#### SOURCE DATA

[Start of section]

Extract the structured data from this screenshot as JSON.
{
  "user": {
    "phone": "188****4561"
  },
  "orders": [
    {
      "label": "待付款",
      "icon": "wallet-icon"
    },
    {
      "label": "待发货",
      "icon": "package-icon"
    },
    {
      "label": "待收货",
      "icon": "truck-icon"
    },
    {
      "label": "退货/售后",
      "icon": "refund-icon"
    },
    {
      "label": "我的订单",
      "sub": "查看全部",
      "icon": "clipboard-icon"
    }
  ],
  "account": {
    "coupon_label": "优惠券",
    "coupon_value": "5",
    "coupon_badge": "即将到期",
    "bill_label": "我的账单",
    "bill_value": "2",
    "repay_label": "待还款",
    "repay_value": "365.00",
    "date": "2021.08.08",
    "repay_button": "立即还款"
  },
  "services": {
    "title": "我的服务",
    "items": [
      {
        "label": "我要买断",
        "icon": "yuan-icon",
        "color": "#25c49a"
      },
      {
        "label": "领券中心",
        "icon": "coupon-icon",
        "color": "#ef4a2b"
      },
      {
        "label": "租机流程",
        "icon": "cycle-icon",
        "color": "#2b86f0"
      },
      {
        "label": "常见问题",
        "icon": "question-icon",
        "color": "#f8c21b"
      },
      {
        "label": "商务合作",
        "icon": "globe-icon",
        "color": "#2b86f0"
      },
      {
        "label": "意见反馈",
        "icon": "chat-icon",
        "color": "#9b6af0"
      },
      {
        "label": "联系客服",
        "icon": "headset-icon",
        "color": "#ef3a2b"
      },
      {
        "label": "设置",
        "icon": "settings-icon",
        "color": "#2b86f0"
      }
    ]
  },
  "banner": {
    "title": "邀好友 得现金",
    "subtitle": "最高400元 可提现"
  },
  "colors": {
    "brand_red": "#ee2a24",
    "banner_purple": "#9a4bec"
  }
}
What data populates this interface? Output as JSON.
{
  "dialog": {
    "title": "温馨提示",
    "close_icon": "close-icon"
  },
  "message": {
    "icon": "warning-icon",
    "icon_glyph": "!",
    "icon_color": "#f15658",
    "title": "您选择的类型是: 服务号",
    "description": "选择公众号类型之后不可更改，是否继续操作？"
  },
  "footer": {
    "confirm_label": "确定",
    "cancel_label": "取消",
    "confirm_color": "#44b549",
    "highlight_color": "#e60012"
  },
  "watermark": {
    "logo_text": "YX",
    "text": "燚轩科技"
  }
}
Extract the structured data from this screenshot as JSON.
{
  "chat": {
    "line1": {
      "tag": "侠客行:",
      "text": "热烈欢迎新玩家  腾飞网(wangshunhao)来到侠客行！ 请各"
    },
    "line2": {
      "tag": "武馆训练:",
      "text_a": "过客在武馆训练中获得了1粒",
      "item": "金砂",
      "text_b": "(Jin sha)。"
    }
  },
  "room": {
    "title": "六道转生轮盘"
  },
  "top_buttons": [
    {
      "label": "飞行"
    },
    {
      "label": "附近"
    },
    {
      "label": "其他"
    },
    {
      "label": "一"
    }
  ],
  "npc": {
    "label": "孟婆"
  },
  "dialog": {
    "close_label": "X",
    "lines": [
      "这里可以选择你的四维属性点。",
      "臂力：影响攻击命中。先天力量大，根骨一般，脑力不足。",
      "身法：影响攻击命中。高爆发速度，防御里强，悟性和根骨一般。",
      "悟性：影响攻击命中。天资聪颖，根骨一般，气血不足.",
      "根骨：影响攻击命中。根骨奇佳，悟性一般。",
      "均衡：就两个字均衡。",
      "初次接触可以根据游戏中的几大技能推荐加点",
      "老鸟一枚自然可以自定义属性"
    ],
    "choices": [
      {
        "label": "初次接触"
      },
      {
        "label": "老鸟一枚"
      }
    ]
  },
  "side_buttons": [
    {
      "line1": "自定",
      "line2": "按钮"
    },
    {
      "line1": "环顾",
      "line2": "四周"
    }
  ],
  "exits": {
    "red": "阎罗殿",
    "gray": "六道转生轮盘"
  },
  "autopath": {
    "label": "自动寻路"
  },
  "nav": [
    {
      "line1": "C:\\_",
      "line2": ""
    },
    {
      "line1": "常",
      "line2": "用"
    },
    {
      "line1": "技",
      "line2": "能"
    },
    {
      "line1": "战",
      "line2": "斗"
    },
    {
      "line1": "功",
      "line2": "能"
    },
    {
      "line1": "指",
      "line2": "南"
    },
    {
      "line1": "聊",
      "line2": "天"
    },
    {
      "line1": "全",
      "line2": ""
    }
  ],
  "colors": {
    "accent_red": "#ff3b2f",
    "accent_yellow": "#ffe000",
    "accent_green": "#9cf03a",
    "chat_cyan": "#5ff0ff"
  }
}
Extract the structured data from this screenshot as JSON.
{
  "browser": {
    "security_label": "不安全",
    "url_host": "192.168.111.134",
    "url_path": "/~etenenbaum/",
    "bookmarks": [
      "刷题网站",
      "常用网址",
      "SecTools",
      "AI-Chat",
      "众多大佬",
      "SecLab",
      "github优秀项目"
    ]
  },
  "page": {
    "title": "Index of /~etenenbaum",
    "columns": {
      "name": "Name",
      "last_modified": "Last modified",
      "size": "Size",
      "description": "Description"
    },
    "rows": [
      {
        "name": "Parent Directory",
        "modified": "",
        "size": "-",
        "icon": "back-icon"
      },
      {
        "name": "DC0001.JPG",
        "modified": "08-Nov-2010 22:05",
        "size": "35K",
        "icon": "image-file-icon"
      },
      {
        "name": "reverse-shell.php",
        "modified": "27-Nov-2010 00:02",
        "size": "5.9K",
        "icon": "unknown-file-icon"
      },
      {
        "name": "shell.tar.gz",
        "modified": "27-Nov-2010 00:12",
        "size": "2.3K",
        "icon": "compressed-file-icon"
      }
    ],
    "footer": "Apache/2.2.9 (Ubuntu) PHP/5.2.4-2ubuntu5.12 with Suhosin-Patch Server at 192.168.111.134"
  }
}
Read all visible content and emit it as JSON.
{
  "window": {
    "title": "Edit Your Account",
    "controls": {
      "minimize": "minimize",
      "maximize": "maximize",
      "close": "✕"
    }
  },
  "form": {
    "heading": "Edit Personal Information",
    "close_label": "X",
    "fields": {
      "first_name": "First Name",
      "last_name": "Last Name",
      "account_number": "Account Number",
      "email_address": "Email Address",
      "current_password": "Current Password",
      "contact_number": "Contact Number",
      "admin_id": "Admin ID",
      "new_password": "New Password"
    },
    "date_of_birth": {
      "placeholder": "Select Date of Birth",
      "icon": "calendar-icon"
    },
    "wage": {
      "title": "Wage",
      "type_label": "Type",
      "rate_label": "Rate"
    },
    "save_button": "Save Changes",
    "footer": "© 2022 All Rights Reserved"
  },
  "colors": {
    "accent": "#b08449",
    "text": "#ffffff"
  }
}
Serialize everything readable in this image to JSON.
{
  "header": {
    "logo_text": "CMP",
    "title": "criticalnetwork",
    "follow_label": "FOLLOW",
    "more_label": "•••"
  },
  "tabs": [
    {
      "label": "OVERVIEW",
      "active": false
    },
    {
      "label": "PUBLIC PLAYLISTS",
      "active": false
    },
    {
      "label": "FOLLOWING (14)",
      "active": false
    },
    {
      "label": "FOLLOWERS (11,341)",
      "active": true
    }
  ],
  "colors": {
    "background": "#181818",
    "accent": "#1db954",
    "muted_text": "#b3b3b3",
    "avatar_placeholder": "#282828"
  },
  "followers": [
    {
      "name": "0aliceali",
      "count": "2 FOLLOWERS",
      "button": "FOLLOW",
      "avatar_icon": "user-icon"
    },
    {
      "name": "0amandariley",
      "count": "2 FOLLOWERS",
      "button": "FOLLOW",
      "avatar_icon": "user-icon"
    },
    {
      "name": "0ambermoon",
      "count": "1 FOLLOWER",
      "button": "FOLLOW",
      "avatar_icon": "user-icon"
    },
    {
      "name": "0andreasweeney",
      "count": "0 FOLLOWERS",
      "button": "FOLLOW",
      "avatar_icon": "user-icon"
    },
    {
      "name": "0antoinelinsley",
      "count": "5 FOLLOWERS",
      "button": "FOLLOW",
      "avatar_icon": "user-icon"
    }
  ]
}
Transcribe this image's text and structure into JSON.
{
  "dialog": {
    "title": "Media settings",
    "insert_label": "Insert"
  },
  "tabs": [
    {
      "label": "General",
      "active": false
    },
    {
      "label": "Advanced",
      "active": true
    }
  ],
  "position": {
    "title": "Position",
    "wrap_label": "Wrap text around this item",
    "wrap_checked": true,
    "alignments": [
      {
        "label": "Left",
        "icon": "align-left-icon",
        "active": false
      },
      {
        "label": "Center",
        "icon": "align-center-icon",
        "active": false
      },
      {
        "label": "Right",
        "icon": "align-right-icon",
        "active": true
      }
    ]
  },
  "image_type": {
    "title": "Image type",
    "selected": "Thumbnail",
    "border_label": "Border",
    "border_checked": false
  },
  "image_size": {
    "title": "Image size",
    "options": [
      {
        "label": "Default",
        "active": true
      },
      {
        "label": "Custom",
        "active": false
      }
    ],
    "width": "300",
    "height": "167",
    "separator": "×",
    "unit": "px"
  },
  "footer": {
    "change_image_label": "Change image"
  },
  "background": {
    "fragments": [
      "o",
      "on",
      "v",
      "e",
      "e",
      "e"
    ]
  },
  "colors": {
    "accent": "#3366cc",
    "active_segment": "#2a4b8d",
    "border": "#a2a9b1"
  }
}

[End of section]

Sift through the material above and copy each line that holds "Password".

      "current_password": "Current Password",
      "new_password": "New Password"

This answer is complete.